When it comes to shopping for power drills, it's easy to get lost in the great bleak sea of sameness that's available today. Pistol shaped power-houses dominate the market. Whether you look at DeWalt, Makita, Milwaukee, Porter Cable or others, they could all be the same drills with different paint jobs.
Don't get me wrong, I Love these hole-shooting gadgets, and own about five of them myself. And I have to admit, the first drill I reach for is my tried-and-true Makita cordless. There is something to be said for a cordless when you need to drill something quickly. This article isn't about quick and dirty hole grinding, but rather about the elegance and utility of good functional tool design.
Last year I was haunting the tool section of the local lumber yard, kind of like a candy store for guys, and I caught something a little different out of the corner of my eye. There among all the "normal" drills was this sleek little thing that didn't hardly look like it belonged there. As I picked it up, it seemed to fit into my hand and balance itself like no drill ever had before. It gleamed a saucy red, and I knew this was no normal drill. It was a Milwaukee 3/8" Close Quarter Drill, Model 0375-6.
Unlike other drills, where the bulk of the weight (the motor) is set above the users hand, the Close Quarter Drill (CQD) has the motor below the users hand. The difference this makes in the balance of the drill is astonishing. My hand and arm can get tired trying to keep my regular drill balanced while I use it. No such problem with the CQD. I've described the motor as being below the hand, but in actuality, you grip the upper part of the motor housing, so the center of gravity is only slightly below the hand. This is much less tiring, and consequently more comfortable.
The position and angle of the chuck on the CQD is such that it is almost an extension of the users index finger. This makes drilling holes with this tool is almost as easy as pointing your finger. The chuck is angled at 55 degrees, which is about perfect for it's specialty - close quarter drilling.

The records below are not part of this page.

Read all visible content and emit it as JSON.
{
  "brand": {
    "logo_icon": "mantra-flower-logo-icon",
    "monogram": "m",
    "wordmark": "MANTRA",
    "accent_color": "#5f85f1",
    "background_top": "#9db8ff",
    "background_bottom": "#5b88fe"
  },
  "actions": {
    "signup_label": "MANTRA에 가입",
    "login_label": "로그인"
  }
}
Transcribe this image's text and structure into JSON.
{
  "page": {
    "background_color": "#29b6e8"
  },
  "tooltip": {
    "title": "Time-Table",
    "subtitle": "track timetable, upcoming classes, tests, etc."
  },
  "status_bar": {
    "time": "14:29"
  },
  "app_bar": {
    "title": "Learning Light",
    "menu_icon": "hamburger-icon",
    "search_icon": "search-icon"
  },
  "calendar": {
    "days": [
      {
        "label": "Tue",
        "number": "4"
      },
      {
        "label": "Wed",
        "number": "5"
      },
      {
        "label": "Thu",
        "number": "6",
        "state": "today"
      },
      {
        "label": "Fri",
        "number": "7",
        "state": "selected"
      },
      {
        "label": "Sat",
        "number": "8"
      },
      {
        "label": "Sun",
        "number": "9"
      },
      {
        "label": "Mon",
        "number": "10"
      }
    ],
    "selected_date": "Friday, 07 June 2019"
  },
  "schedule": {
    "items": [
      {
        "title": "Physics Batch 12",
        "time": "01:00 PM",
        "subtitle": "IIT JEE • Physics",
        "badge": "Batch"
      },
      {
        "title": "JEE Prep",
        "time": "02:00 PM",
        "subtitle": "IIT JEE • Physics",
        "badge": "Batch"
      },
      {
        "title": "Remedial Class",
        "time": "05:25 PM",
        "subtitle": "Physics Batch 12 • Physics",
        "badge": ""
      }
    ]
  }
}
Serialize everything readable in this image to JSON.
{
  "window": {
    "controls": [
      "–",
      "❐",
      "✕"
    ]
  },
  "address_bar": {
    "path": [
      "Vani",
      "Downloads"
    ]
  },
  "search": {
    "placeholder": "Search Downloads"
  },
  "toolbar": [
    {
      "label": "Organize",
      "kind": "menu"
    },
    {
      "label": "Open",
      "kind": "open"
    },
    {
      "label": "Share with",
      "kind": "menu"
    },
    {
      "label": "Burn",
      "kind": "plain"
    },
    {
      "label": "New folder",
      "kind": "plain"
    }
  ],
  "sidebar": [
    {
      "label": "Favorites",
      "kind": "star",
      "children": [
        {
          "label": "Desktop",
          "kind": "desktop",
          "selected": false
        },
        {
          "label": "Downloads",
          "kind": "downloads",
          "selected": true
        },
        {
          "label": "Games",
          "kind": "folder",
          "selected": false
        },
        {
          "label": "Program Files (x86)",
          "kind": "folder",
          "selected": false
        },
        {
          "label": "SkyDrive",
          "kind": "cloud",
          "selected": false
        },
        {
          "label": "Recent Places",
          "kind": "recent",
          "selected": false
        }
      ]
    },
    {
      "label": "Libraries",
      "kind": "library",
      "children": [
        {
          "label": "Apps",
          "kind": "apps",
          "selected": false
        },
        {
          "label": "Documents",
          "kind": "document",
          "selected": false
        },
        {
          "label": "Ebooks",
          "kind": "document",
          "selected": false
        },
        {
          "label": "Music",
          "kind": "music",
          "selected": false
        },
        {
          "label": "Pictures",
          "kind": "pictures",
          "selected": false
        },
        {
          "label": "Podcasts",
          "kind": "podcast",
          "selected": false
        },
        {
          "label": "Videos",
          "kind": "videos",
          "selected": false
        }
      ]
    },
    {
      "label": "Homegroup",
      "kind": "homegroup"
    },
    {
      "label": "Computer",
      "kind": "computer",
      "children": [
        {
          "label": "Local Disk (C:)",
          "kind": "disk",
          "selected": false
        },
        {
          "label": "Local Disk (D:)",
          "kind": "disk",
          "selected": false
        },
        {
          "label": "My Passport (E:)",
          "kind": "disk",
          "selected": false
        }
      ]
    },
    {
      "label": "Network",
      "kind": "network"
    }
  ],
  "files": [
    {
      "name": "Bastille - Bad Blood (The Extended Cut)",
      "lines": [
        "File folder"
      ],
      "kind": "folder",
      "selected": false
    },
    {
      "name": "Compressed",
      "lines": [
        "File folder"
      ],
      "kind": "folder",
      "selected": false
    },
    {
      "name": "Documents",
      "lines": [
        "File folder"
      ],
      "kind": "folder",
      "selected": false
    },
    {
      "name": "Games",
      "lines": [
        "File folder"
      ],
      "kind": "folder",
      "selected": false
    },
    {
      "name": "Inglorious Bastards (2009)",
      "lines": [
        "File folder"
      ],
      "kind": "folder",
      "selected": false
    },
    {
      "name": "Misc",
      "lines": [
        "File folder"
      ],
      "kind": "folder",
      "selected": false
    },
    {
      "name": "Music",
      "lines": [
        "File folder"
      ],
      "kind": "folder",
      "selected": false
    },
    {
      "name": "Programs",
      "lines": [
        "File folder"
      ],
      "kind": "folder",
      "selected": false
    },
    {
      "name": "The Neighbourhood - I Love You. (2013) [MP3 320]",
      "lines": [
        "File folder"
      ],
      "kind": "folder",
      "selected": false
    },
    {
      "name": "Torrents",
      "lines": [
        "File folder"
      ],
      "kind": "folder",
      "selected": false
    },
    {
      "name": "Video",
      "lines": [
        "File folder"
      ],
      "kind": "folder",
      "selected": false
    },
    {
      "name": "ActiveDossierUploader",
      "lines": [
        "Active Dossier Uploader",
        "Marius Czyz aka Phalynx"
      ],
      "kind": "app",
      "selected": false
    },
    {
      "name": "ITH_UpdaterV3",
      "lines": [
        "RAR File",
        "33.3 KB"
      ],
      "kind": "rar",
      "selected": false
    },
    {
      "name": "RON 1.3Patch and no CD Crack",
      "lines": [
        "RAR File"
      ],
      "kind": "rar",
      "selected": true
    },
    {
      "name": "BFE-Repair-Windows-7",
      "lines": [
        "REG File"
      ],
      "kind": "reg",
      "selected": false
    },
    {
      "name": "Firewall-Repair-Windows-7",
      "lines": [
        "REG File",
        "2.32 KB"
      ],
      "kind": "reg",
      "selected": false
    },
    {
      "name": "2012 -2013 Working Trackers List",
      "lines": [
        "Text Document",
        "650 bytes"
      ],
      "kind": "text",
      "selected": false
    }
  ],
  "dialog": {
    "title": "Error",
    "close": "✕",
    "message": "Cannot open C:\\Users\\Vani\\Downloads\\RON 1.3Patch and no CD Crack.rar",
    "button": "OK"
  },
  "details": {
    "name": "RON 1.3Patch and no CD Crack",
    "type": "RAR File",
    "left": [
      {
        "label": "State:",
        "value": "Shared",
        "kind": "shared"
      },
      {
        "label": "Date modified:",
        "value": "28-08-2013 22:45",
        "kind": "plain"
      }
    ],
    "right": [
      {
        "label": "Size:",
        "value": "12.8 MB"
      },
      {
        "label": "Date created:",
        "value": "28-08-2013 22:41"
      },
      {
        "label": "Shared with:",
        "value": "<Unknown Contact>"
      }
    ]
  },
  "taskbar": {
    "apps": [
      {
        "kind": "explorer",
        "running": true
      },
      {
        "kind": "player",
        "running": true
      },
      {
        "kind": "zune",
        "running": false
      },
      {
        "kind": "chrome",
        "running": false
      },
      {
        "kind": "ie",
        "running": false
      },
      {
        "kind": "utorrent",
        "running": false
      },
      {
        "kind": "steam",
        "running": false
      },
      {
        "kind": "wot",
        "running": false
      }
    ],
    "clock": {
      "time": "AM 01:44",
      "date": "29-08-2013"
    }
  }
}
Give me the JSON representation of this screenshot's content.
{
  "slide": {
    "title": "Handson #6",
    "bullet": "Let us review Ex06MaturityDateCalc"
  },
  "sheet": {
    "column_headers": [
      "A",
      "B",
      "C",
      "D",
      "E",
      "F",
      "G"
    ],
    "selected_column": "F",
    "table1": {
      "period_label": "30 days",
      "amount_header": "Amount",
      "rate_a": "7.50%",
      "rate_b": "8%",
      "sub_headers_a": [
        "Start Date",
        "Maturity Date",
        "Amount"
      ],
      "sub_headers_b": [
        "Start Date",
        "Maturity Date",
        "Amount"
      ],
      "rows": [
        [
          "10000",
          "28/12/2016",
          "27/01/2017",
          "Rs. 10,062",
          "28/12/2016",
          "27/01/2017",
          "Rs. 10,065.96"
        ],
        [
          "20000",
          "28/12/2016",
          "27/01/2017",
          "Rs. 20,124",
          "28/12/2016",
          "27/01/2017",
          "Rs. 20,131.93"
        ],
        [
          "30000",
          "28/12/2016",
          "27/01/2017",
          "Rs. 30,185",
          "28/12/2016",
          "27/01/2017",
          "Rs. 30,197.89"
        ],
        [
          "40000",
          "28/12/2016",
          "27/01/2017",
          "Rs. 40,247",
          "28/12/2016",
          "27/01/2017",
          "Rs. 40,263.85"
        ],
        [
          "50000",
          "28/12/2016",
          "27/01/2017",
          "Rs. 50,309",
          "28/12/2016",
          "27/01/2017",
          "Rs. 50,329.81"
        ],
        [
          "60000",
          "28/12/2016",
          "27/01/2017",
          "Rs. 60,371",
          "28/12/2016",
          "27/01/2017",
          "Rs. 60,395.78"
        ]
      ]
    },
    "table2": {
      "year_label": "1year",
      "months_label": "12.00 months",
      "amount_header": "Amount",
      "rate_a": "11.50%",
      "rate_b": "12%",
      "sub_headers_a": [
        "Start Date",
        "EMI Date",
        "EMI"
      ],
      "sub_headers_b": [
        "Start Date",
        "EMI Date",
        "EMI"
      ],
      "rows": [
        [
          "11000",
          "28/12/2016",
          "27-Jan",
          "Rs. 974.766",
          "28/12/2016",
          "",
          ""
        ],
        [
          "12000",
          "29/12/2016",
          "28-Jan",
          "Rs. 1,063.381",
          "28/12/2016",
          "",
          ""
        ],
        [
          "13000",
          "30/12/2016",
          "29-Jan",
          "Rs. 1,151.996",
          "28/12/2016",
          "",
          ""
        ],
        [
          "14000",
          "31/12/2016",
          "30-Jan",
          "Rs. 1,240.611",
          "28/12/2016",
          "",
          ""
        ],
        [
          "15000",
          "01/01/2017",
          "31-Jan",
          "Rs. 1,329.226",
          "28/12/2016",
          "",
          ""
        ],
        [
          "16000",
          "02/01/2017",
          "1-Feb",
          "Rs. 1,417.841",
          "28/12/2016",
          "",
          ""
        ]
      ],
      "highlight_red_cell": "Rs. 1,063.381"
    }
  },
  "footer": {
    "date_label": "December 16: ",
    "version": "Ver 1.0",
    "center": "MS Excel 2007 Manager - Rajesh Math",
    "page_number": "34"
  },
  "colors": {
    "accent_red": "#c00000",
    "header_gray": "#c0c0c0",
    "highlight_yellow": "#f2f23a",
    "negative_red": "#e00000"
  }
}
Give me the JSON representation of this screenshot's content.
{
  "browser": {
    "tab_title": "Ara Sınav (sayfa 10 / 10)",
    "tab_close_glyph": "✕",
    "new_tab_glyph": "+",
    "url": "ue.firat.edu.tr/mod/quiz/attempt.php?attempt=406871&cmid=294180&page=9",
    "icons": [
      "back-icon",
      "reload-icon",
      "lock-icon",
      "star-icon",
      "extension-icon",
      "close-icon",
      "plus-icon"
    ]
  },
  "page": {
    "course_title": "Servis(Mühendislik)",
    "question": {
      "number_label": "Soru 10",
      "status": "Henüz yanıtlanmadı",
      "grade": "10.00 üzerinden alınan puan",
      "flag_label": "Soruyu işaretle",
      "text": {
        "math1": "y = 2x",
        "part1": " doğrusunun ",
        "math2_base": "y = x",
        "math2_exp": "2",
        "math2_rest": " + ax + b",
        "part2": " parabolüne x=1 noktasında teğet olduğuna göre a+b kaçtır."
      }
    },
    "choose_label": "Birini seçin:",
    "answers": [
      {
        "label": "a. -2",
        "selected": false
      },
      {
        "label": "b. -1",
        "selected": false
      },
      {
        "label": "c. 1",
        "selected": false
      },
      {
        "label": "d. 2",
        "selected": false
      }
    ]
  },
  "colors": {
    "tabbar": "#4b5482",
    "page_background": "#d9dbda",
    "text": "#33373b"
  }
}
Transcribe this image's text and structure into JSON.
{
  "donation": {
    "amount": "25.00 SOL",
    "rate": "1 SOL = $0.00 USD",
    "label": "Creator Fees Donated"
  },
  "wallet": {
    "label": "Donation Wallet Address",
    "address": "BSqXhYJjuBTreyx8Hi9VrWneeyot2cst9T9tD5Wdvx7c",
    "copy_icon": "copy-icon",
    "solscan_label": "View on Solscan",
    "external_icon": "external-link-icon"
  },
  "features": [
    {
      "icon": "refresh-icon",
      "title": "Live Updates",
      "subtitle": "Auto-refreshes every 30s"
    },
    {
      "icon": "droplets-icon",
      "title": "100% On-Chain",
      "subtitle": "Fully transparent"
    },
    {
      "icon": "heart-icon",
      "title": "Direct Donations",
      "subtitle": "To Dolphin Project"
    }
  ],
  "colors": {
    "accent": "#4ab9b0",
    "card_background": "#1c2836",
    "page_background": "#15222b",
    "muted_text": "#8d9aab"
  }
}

My first project after getting the Model 0375-6 was to build a new cabinet for our bathroom. It required drilling numerous holes and sinking a multitude of screws inside the cabinet carcase. In spaces that my normal drill wouldn't think of fitting, the CQD worked flawlessly. Using this tool has made drilling holes fun again.
The Close Quarter Drill has a 3.5 amp motor that puts out up to 1300 RPM's. This may seem underpowered when other drills have anywhere from 4 amp to 7 amp motors, and top speeds from 1200 to 4000 RPM's. But I've never found that the CQD lacked power to do anything I wanted it to. It is variable speed, and reversing; and the position of the reversing switch is about the only inconvenient thing on the machine, being located down on the tail end of the drill, next to the cord. It requires the use of a second hand to work the reversing switch, and although inconvenient, isn't a major problem.
I don't know who designed the first pistol-shaped power drill, or why everyone decided to copy that design, but I know I'm glad Milwaukee took a different path with this drill. It has quickly become the favorite drill for both my Wife and I. It also comes in a keyless chuck model (0380-1) in the 3/8", as well as a «" keyed chuck model (0379-1). The only other manufacturer I've seen offer a drill like this is Sioux. They offer what appears to be the exact same three drills as Milwaukee does, only in a sleek black color. They also offer a fourth model that is another 3/8" with a keyed chuck, but they have upped the RPM's to a max of 2500 to meet high speed drilling requirements. The Sioux drills seem to be about the same price, or maybe a few dollars cheaper than the Milwaukee models. The Milwaukee Close Quarter Drill, Model 0375-6 is available for about $150.
If you want to see how power drills should have been designed, go check out the Close Quarter Drill. But don't go without some money in your pocket, because you're going to want one of these drills!